But even though bread is designed to keep water in, the same hydrophilic process that turns chips soggy helps to turn bread into a crunchy nightmare. The drier parts of the bread — the crust — steal water from the chewy center. As the starch molecules that keep moisture trapped inside bread break down over time, it becomes harder and harder for the loaf to hold onto water.

This molecular restructuring can be stalled by sticking bread in the freezer. In the fridge, it actually happens faster, So what can you do to make hard bread soft and soggy chips crisp? It’s easy: Just take care of the moisture situation. For chips, this is as simple as popping them into the microwave or the oven for a couple of minutes,

Drying them out will bring back their crunch.

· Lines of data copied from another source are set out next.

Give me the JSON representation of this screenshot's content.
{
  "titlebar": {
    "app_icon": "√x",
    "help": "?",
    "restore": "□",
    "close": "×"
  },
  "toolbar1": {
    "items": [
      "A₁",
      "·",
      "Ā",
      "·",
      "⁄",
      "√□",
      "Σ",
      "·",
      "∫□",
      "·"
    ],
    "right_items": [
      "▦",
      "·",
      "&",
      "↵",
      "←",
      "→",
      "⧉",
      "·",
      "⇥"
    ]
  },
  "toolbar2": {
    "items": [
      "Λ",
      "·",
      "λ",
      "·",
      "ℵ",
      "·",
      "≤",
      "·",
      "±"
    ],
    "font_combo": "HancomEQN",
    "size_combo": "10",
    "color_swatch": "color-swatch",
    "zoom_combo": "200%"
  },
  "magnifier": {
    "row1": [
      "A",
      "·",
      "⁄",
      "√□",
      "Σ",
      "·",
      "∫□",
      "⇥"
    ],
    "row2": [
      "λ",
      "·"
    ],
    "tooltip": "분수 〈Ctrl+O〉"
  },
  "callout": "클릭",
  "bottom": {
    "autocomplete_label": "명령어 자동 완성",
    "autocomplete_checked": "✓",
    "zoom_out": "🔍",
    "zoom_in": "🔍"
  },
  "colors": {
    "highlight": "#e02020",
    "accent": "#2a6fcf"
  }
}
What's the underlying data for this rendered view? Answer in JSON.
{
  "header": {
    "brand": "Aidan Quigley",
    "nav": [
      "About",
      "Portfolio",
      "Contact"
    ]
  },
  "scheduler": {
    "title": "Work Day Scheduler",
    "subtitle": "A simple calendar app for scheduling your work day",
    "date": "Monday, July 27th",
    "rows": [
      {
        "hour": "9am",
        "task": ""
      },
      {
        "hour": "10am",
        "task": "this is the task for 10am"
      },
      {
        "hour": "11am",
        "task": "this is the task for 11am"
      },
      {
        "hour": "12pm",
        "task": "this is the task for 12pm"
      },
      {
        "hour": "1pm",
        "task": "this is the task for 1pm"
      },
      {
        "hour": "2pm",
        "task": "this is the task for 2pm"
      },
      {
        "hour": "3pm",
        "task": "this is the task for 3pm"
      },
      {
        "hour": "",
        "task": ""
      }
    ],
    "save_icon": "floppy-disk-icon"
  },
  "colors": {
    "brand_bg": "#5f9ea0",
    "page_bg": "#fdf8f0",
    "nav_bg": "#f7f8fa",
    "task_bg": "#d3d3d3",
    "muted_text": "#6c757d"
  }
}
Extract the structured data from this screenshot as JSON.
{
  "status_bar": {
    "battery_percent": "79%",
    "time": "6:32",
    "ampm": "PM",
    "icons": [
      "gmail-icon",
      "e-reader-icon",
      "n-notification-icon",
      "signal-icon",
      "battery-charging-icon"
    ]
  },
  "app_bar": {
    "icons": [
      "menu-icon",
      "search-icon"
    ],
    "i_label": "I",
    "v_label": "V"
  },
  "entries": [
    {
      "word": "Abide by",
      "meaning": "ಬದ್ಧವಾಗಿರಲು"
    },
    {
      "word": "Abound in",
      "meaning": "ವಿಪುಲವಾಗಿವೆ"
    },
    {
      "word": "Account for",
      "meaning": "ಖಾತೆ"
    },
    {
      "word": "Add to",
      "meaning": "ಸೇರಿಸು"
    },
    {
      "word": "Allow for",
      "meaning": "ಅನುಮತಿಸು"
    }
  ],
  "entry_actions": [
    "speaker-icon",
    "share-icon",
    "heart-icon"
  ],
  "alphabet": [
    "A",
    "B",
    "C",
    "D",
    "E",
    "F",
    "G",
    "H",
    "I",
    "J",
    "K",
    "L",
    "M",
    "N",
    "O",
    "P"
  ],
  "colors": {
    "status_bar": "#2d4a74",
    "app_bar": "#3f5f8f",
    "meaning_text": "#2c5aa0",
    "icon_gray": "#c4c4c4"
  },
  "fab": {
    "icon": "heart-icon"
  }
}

We can’t promise a quick nuke will make truly ancient potato chips taste like new, but you can certainly use this trick to give slightly soggy chips a second chance. The American Chemical Society recommends popping bread into the oven to help it absorb more moisture.

We’d take that a step further: Get the bread wet first. Seriously. We’re not saying you should take your baguettes into the bathtub with you, but running the crusty portion of your stale bread under a faucet can do wonders. Once you’ve moistened the loaf, stick it in the oven for a few minutes and watch it magically turn chewy and delicious once more.

For a quicker fix, you can wrap your bread in a wet paper towel and throw it in the microwave. If you’ve got a bag full of sliced bread and you don’t want to have to moisten and heat up every single piece, stick a piece of celery in the plastic packaging overnight,